One hundred years on from the First World War and the landing of the Australia and New Zealand Army Corps – the Anzacs – on the shores of Gallipoli in Turkey, Australians come together to honour all of those who have served our country.

The men and women who served in the Australian Imperial Force were ordinary Australians. They volunteered to fight in the service of the British Empire and over the four years of war came to be admired for their performance on the battlefields of Gallipoli and the Middle East to the Western Front.

The current focus of the Anzac Centenary 2014–2018 national programme is the Gallipoli campaign; from next year, attention will turn to the Western Front and the Middle East.

During the Anzac Centenary, we also commemorate a century of service, encompassing all wars, conflicts and peace operations in which Australia has been involved.

The Anzac Centenary national programme aims to give all Australians the opportunity to honour the service and sacrifice of all those who have worn our nation’s uniform, including the more than 102,000 who have lost their lives.

The Anzac Centenary is also a time to remember the essential contribution of those on the home front who support and care for those in service, and often face the loss or injury of loved ones.

The Centenary is the most significant period of commemoration in our nation’s history. It is a time to reflect upon the Anzac values of mateship, courage, sacrifice, loyalty and resilience, and on how these values are upheld by Australia’s servicemen and women today.

To help local communities learn more about our wartime history, the Australian Government is supporting a range of commemorative, educational and cultural initiatives through programmes such as the Anzac Centenary Local Grants Program (ACLGP) and the Anzac Centenary Public Fund (ACPF).

The ACLGP was created to encourage communities to undertake their own Anzac Centenary projects. Through this programme, more than 1,640 grants across 150 federal electorates have been awarded funding to the value of $16.7 million (ex GST).

The ACPF was established to enable the Australian business community and the public to donate to Anzac Centenary initiatives.
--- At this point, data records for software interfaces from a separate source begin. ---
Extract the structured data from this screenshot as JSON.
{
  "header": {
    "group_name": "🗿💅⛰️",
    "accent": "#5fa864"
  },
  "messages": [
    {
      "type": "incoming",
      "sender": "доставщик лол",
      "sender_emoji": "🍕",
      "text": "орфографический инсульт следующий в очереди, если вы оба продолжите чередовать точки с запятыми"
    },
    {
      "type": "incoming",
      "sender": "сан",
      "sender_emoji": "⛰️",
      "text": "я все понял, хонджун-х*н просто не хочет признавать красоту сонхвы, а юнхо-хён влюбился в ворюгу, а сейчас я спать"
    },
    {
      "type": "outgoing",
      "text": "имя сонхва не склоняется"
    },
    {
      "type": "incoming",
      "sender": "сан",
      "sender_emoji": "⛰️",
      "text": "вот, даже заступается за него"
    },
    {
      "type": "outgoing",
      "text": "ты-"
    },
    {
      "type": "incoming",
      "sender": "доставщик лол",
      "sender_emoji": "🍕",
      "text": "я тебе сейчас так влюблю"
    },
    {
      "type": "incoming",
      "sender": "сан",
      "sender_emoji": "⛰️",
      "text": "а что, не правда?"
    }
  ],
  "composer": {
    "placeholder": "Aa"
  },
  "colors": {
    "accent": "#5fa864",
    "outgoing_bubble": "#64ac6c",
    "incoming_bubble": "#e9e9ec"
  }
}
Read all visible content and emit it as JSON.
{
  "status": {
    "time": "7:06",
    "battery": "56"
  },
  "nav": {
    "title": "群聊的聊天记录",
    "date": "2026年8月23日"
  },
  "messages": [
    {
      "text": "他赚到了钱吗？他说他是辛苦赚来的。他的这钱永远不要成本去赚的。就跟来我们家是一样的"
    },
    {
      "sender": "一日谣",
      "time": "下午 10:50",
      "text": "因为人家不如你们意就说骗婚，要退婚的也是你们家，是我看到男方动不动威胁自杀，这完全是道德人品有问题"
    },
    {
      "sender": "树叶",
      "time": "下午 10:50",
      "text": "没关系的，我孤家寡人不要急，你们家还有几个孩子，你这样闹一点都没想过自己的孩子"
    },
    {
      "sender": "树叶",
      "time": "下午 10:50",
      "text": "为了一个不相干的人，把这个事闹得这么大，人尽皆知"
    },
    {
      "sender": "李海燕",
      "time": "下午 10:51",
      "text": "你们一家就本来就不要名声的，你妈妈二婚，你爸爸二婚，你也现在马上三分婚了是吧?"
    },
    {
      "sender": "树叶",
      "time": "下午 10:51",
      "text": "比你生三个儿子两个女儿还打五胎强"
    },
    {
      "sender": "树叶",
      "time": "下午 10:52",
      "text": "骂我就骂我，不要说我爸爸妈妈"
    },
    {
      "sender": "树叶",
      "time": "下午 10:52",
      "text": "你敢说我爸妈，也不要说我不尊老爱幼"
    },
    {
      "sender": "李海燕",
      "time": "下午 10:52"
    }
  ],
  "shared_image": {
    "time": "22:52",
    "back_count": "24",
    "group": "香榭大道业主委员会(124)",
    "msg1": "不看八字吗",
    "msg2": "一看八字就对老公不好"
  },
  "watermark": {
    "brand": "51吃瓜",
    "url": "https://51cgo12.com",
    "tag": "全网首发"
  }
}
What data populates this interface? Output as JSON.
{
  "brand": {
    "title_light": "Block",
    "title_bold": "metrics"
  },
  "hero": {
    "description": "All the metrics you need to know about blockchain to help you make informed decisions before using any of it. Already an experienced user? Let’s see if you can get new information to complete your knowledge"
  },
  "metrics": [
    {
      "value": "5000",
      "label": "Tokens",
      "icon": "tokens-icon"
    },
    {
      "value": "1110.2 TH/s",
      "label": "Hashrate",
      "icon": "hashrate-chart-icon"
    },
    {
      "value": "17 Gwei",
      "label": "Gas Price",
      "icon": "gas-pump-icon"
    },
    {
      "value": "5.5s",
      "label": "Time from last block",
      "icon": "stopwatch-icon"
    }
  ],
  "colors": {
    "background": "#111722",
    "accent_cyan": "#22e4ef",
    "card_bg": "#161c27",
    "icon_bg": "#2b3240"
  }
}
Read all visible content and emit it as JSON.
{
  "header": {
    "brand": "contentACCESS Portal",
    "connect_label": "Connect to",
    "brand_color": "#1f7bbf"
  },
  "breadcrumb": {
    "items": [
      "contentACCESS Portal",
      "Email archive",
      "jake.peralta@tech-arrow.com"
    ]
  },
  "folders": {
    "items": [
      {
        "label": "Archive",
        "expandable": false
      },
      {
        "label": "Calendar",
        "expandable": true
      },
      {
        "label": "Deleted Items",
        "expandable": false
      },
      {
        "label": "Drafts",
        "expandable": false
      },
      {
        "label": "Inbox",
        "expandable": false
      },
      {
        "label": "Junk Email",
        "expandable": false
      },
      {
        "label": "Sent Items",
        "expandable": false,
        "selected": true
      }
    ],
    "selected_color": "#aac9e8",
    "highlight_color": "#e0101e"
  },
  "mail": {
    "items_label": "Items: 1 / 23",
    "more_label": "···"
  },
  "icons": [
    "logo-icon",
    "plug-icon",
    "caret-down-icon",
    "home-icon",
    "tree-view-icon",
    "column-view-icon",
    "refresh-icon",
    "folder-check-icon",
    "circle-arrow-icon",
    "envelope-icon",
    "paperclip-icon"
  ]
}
More than $17 million has now been donated to the Public Fund for significant projects associated with the Anzac Centenary, leaving an enduring legacy for current and future generations of Australians. These projects, nominated by state and territory governments, include restoration of Hobart’s Soldiers’ Memorial Avenue; The Borella Ride in the Northern Territory; redevelopment of Victoria’s Shrine of Remembrance and of the Anzac Memorial in Sydney’s Hyde Park.

The Anzac Centenary’s flagship community event, launched by the Prime Minister last month, is the Spirit of Anzac Centenary Experience. This free travelling exhibition uses a mix of artefacts, audio and film to tell stories of the First World War and Australia’s ensuing century of service. It will visit 23 locations around Australia starting in September this year.

Finally, ex-service organisations across the country are now finalising preparations for this year’s Anzac Day dawn services and marches. These annual commemorations are a driving force in ensuring the Anzac spirit continues, and I encourage every Australian to attend their local service.

Lest we forget.

Media inquiries: Minister Ronaldson: Mark Lee 02 6277 7820 or 0408 547 381

Department of Veterans’ Affairs Media: 02 6289 6203

Veterans and Veterans Families Counselling Service (VVCS) and Veterans Line
can be reached 24 hours a day across Australia for crisis support and free and confidential counselling.
Phone 1800 011 046 (international: +61 8 8241 4546).